Getting On

In the Getting On phase, mental health symptoms were no longer the focus of life. Consumers experienced stability and freedom not experienced in the other two phases (Yarborough, 2016). In this phase, individuals identified strongly with an internal sense of hope for the future. They are also aware that there may be times when they are once again in the Getting By or Getting Back phases but have created a plan for those times (Green et al., 2008).

Recovery Means Self-Control

As stated above, shifting the mental health field from clinician-focused treatment to client empowerment, voice and choice was a revolutionary movement. Individuals that experience mental health symptoms have a deep need for personal empowerment through the caring support of family, friends, peers, clinicians, and community. Healthy relationships are the key to mental health. Mental health recovery means feeling in control of symptoms, triggers, and vulnerabilities. That level of personal control may ebb and flow, wax and wane over the years but recovery means that the consumer sets the pace to “get” where they want to go.

Anthony, W. A. (1993). Recovery from mental illness: The guiding vision of the mental health service system in the 1990s. Rehabilitation Journal, 16(4), 11-23.

Green, C. A., Polen, M. R., Janoff, S. L., Castleton, D. K., Wisdom, J. P., Vuckovic, N. et al. (2008). Understanding how clinician-patient relationships and relational continuity of care affect recovery from serious mental illness: STARS study results. Psychiatric Rehabilitation Journal, 32(1), 9-22.

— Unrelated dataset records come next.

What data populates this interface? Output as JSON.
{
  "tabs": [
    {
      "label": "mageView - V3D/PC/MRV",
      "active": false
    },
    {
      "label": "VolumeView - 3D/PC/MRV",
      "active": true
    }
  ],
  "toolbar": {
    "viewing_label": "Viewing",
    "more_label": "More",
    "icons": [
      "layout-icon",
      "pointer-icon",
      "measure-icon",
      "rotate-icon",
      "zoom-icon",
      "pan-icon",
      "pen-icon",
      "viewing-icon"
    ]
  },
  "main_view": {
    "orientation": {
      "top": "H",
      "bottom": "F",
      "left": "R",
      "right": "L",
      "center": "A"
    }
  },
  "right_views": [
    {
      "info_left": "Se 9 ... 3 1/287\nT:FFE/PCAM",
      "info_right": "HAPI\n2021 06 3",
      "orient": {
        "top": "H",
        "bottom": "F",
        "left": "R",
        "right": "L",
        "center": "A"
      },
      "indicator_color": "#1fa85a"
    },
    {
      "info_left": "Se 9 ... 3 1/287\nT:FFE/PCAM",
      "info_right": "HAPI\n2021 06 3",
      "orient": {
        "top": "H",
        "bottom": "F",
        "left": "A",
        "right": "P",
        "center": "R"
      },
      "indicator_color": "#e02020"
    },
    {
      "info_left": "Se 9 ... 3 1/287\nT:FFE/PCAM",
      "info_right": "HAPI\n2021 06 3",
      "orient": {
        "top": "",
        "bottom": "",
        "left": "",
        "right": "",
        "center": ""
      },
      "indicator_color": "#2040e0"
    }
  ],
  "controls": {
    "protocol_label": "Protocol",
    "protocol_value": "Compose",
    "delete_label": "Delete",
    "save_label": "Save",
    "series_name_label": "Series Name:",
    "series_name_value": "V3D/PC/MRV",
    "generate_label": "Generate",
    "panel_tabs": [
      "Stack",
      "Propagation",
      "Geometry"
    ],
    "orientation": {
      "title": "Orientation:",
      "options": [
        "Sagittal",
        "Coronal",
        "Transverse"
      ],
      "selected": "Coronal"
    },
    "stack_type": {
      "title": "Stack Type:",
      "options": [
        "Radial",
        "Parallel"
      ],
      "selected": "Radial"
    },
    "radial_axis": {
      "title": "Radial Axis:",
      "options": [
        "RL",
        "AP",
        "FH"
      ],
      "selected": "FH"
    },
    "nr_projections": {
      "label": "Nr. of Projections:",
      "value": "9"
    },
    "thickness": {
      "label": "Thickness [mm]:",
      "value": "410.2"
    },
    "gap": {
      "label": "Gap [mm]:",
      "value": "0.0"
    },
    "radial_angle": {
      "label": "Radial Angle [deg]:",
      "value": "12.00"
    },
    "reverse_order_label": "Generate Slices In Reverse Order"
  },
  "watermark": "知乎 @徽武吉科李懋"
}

Yarborough, BJ. H., Yarborough, M. T. Janoff, S. L., Green, C. A., (2016). Getting by, getting back, getting on: Matching mental health services to consumers’ recovery goals. Psychiatric Rehabilitation Journal, 39(2), 97-104.